## Work task
Among the lines below, which ones contain the word "selected"? Copy every such line.

================

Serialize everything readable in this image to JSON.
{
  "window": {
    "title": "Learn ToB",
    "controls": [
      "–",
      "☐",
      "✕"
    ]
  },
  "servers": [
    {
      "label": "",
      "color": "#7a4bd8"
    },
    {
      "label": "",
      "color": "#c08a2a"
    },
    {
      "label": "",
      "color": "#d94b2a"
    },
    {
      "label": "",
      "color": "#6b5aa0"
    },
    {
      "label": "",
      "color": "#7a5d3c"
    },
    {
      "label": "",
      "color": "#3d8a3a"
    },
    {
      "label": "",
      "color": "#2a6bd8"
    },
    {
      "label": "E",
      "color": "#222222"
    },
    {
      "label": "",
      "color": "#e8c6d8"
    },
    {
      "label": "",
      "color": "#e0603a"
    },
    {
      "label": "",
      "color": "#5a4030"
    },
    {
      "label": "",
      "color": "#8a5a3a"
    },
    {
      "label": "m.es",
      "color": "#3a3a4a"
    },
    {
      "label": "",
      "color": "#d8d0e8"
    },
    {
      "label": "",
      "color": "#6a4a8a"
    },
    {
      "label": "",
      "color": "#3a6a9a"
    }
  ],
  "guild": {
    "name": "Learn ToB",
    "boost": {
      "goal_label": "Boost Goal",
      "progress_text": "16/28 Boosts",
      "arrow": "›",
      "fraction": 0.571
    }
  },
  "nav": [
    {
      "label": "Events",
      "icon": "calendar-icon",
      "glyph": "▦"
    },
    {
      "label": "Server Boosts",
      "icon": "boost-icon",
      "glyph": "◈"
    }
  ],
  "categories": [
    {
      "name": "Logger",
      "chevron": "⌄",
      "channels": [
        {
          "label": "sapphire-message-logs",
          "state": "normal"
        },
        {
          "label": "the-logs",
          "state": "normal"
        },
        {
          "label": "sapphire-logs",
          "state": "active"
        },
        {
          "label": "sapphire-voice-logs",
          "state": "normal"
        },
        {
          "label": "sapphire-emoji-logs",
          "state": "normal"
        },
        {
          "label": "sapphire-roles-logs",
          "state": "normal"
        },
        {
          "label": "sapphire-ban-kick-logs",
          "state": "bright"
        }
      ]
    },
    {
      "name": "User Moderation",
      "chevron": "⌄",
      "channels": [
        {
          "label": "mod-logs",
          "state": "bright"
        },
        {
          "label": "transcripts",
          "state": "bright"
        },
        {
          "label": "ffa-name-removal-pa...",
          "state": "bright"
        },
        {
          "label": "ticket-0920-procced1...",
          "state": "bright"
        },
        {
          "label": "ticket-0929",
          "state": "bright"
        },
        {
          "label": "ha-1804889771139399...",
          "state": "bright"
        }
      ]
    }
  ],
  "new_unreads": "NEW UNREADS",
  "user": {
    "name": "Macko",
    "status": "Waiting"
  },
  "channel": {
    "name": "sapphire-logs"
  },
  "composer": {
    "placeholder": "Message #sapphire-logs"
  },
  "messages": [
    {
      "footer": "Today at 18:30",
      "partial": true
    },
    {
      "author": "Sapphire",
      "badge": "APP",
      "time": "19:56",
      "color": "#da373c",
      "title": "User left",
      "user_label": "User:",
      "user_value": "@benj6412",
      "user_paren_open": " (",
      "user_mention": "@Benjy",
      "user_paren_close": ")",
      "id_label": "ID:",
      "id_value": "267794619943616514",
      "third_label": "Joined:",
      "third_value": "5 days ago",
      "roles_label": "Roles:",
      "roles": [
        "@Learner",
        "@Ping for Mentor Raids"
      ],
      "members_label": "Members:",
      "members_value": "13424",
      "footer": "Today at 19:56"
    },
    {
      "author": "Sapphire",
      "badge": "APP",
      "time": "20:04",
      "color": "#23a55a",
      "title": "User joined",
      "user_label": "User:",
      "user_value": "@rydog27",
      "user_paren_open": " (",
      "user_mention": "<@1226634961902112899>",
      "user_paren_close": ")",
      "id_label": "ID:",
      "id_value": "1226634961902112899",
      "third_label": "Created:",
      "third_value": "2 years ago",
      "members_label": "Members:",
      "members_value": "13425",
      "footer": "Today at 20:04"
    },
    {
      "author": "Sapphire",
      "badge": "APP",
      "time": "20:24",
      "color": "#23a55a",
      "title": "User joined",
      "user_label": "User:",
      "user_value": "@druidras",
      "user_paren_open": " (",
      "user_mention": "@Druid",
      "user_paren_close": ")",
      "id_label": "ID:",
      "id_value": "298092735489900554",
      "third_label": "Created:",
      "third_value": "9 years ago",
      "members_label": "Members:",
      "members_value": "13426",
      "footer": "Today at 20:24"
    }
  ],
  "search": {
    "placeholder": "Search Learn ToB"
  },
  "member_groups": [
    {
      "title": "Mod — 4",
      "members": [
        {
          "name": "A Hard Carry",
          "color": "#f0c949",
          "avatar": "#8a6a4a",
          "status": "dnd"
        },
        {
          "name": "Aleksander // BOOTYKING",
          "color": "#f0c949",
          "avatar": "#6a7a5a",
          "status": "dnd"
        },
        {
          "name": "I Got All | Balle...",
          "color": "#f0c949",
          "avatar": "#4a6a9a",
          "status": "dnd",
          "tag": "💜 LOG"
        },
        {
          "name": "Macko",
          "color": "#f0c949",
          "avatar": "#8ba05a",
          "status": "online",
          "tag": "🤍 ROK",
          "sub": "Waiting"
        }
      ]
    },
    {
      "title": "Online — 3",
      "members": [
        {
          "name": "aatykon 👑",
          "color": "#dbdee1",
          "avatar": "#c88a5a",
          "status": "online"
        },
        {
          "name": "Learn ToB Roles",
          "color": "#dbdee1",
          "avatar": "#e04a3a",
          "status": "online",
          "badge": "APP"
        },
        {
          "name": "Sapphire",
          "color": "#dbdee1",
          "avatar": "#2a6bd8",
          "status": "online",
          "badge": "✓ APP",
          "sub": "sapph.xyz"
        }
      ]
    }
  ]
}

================

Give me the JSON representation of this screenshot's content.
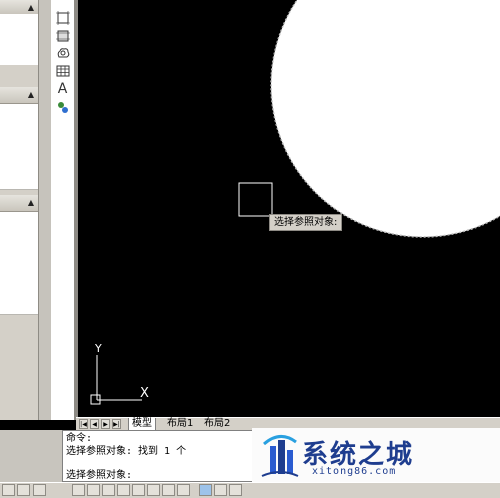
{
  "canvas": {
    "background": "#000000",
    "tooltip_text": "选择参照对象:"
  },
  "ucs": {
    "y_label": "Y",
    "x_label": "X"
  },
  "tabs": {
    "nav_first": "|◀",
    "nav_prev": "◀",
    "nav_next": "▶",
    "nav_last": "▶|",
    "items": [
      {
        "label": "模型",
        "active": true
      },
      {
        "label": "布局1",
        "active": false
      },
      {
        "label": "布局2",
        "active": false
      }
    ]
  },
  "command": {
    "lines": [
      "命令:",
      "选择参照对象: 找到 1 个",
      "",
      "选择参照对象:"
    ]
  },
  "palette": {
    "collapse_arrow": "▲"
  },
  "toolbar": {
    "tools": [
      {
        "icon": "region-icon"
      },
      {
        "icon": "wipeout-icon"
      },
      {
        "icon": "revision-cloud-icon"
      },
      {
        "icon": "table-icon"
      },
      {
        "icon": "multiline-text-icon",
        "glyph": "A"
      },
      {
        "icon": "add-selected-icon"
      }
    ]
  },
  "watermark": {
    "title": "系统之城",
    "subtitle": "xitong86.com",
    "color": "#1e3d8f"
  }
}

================

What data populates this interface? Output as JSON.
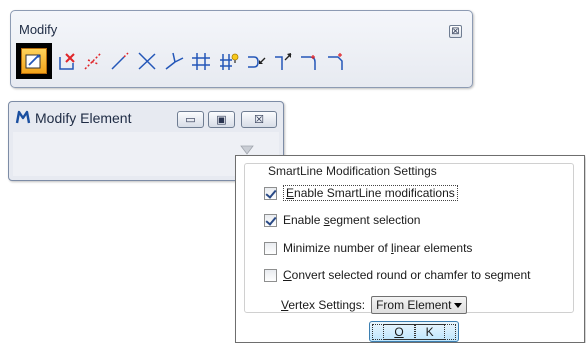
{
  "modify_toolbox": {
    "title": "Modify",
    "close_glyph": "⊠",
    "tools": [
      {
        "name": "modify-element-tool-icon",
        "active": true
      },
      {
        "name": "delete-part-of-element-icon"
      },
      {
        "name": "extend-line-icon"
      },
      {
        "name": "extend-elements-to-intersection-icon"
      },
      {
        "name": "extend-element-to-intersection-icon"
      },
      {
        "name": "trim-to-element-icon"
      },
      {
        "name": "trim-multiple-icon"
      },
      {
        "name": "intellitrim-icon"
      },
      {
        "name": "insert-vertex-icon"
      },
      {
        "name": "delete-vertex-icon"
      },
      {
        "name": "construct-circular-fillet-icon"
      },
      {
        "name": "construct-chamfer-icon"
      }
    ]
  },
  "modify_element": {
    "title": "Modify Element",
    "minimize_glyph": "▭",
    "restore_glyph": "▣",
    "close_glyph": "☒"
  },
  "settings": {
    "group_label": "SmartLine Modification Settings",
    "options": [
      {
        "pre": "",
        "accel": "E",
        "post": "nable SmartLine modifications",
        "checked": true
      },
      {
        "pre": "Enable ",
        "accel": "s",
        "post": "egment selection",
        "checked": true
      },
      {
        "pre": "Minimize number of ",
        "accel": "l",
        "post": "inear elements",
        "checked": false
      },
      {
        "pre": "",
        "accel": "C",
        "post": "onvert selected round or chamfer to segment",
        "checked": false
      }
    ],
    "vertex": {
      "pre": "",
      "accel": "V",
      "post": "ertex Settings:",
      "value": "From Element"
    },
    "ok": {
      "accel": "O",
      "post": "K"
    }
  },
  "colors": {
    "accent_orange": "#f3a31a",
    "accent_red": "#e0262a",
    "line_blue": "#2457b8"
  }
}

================

## Output
        "icon": "add-selected-icon"
        "post": "onvert selected round or chamfer to segment",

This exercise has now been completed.